A middle school student who jumped into the hot seat when his school bus driver passed out on the way to class this morning is being hailed as a "quick thinker" for leading the bus, and 15 other students, to safety. Seventh grader Jeremy Wuitschick is being praised by the local police chief for his actions when the driver of his school bus started gasping for hair and waving his hands frantically in the air, losing control of the bus. Wuitschick hopped out of his seat and grabbed the steering wheel, pulling the bus over to the side of the road before pulling the keys from the ignition, Milton Police Chief Bill Rhodes said today. "I'll tell you, I'll give the kid credit for fast thinking. He did the right thing and we're going to do something for him. The kid definitely deserves credit," Rhodes said.
Bernanke Calls on Regulators to Curb Shadow Banking Risks (Bloomberg)
Federal Reserve Chairman Ben S. Bernanke called for new steps to curb “shadow banking” operating beyond standard oversight while saying the economy has far to go before fully recovering from the credit crisis. “The heavy human and economic costs of the crisis underscore the importance of taking all necessary steps to avoid a repeat of the events of the past few years,” Bernanke said yesterday in a speech in Stone Mountain, Georgia.

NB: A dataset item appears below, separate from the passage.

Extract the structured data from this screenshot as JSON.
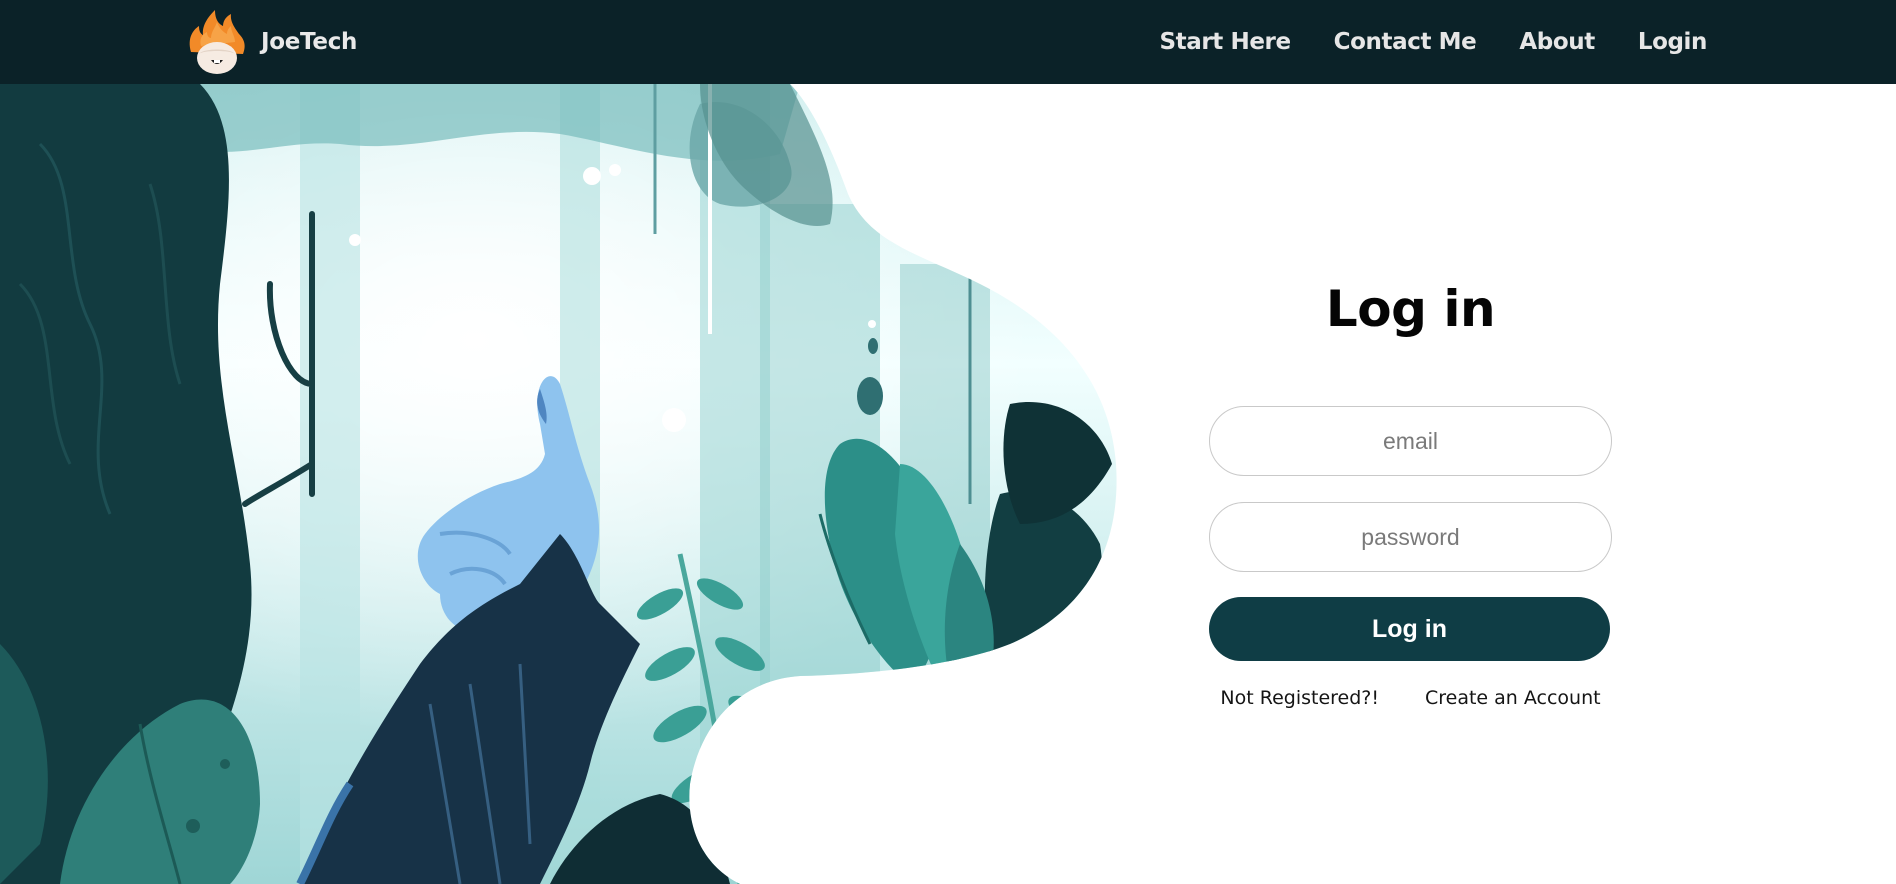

Bank of Japan Keeps Policy Unchanged as Pressure Builds (Bloomberg)
“The BOJ held off on additional easing to show it isn’t willing to be pushed around by politicians,” said Junko Nishioka, a Tokyo-based analyst at RBS Securities Japan Ltd. who has worked for the central bank. “The BOJ will be under pressure to ease policy at its next board meeting because of its close-to-zero percent inflation outlook.”
Criticism Over U.S.'s World Bank Pick Swells (WSJ)
The front-runner to lead the World Bank, which lends tens of billions of dollars a year around the world, once admitted that he "had no idea what a hedge fund was" until three years ago when he became a university head. Jim Yong Kim, the president of Dartmouth College, got a two-day crash course in finance back then, when the physician and anthropologist was grappling with budget troubles stemming from the 2008 financial crisis.
Dennis Gartman: S&P 500 Earnings to Surprise on Upside (CNBC)
“Are we going to see 5-10 percent growth in earnings by almost all of the S&P 500? Probably,” Gartman, the author of The Gartman Letter, said.
Vancouver's Bagpipe Ban Sparks Outcry (Globe)
...the unusually specific ban, which hit a few bagpiping buskers in Vancouver, has run into opposition from one of the city’s top Scots. That would be Vancouver Mayor Gregor Robertson, who was sworn in for a second term wearing a kilt in reflection of his Scottish heritage. The mayor has been known to play the tuba, but is prepared to go the wall for bagpipers. He’s mindful of noise complaints, but says the ban brought about by the city engineering department will face opposition from city council, dominated by Mr. Robertson’s Vision Vancouver party. The ban is under review. “My first reaction is that a complete ban on bagpipes and percussion instruments across the city is ridiculous and culturally insensitive,” Mr. Robertson said in a statement. “The clans won’t stand for it.”